Does this sound confusing to anyone? If so it’s because the strong memories of life in the 20th Century might be gone for you. They are not for us.
My friend loves movies of all sorts, but is also an admitted film-snob in certain regards: fun regards! Regards in which I delight hearing about. This is a world Joel Hodgson of “Mystery Science Theater 3000” found a way to share with many of us who understood, in a story-format that entailed coercion rather than choosing to view B-grade movies. (Mad scientists were making them watch the movies. They were not viewed on The Satellite of Love by choice, so it was less cruel to heckle openly in such a setting.)
With my new friend, her reaction to “House of Dark Shadows” was, well, to endure it. Hee hee hee! I feel blessed to read the words of her gazing into this world that makes more sense to myself as a viewer of the television show “Dark Shadows”. Also it was apologetic as if I prize this movie as one of the finest, which to me it is not. I love it, but I love it for other reasons.
Still, I wanted to express myself as being incredibly happy with this turn of events. Our exchange on this topic is stepping back into a world many of us knew before 2013. Movies exist to entertain us, whether they be our favourites or not. It’s for some of us to share in the delight or the “oh dear” together. They didn’t range into the ghastly realms of hate-speak or sacrilege to enjoy. They were our bonus stories to choose somewhere in our day when we were not working. Leisure in moving pictures and sound. How we took to them depending on who we were, our personalities, not the amount of “likes” we would garner for saying something outlandish or extreme.
I love this world. I grew up in this world in which things could be exciting or pleasurable in fiction. Analyzing the special effects was just a little something we did when the story seemed to go on a long time without dialogue. Sometimes we’d be argued with about our favourites but it didn’t get too heated most of the time. If someone wanted to get long-winded about why they disliked a film and we didn’t care, we’d open a book and wait for them to get it out of their system.
In the 1980’s Frank Oz once admitted, “When I get out of the theater I look around and ask, ‘Ok, what’s for dinner?’ I’m just like anybody else…” and then went on to describe a film he helped to create that really touched him and why. But that it was his experience, really, in the creation, so it would make sense he would want to discuss how important it was to him. He didn’t expect it to be of vital importance to every other last movie goer in the world.

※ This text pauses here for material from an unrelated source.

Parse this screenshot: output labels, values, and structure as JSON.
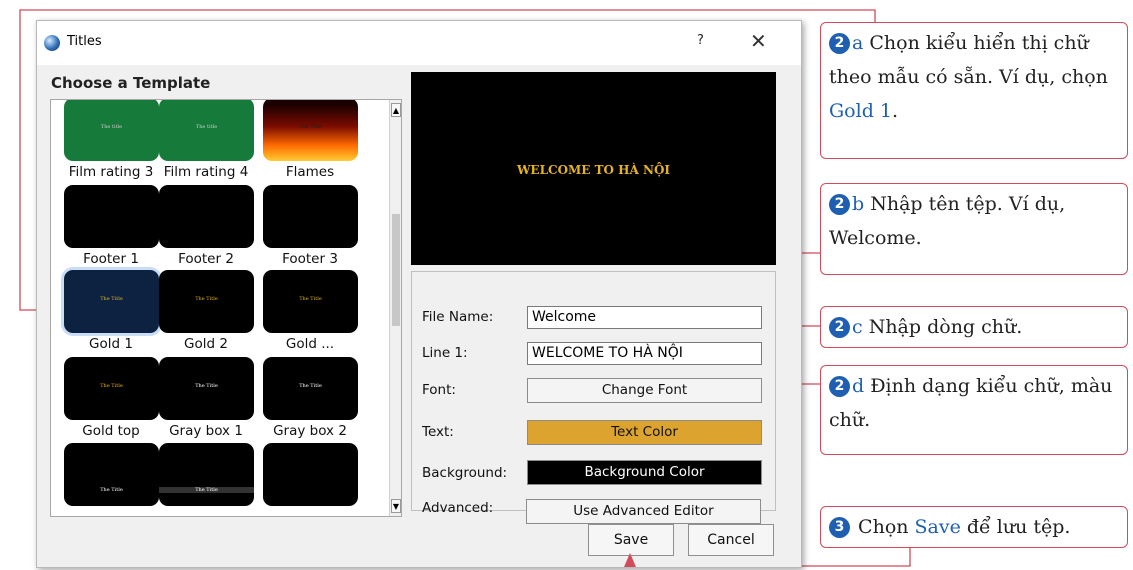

When listeners hear my gratitude to pen friends in my podcasts it is no joke. I truly am grateful. Whatever we’ve paid so much money to become entangled with online is a far cry from what I would choose for myself. I’m happy to be less known, less hated, less put-upon, and spend my time with people of like-mind and interests.
Some new friends in this decade have asked me, “Are you famous?” and I’ve answered, “Maybe a bit…” But to another new friend I made in the last half decade, I expressed, “I might be more infamous…” and she smiled, “I think I like that more.”
As the ghost of Sarah Collins tells Maggie in The Pit of Ultimate Dark Shadows, “Oh, it should turn out all right if you keep your wits about you.”
I feel … as though … said “wits” have been found. ❤
(((knock on wood)))